History of Pailin
Pailin is famous for its gemstones, and when you have natural resources, you get a lot of popularity. Pre-revolution, the area, was populated by Shan Burmese people who came to take part in the gem trade.
Due to its wealth, it was one of the first places to be taken over by the revolutionary Khmer Rouge forces. The Communists subsequently used the wealth derived from Pailin to fund their revolution and 1975-79 regime.
Following the ousting of the Khmer Rouge in 1979, they retreated into to Pailin, again using the gemstones to fund their war against the central government.
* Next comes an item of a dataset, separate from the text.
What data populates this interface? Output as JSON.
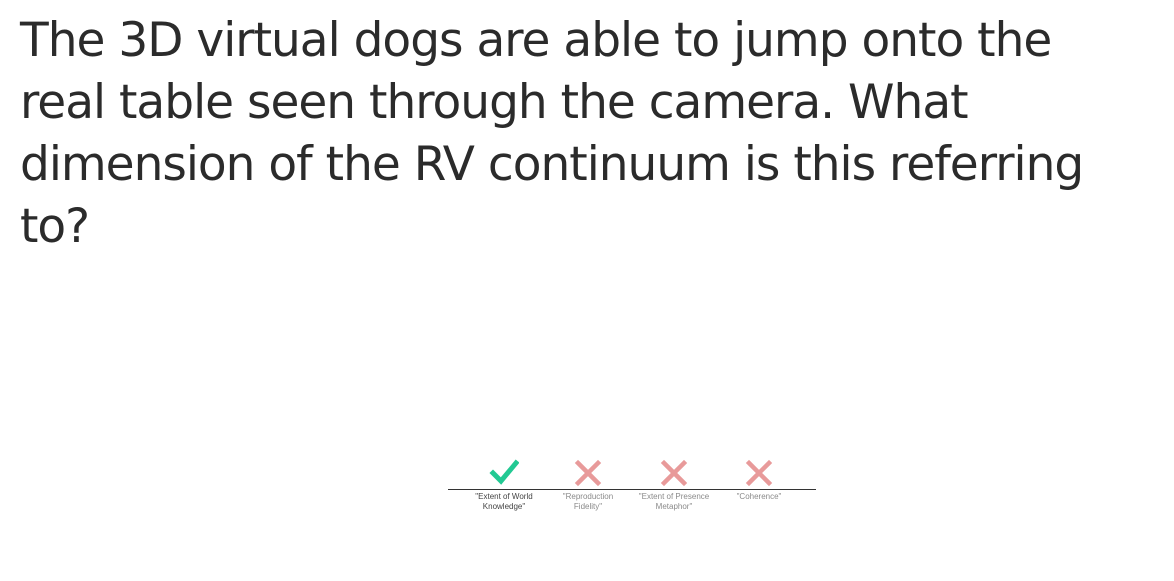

Pailin remained the essential capital of the rebel Khmer Rouge government until 1996, when Ieng Sery defected to the government.
The province was later carved into its own province, some would say as a way to leave the Khmer Rouge in power there. Since then, many former members have gone into hiding, some have been arrested, but essentially the area remains under KR control.
How Do You Get to Pailin
Like everything in Cambodia, there are locals buses that will take you here, but the best value, particularly if you are in a group, is to rent a vehicle. Siem Reap to Pailin is about a 4-hour drive, Battambang under 2 and Along Veng around 2, or so. Keep in mind that the state of the roads can change everything in Cambodia.
What Is There to Do in Pailin?
Not all that much, particularly if you are looking for things related to the Khmer Rouge rule in the area. There’s certainly not enough for a standalone visit. That being said, if you are looking to escape the city and enjoy a bit of the countryside, Pailin is very relaxed.
Wat Phnom Yat – A famous stupa built by Shan Burmese immigrants in 1922. At the top of a 500-meter hill, which can be driven, or walked up. Free entry, but if you want to get fully involved, go with a Khmer friend pay the donations and get prayed for. It is a very big complex, with a huge statue of Buddha being a highlight. You can easily spend a few hours strolling around here. At the bottom, there are a few coffee shops, as well as people selling Durian.
Durian Farm – Carry on from the bottom of the Wat Phnom Yat and head up towards the mountains. They farm Durian amongst other friends, which is interesting enough, but it is the gem handling operation here that is most fascinating. Alas, they will not sell you gems.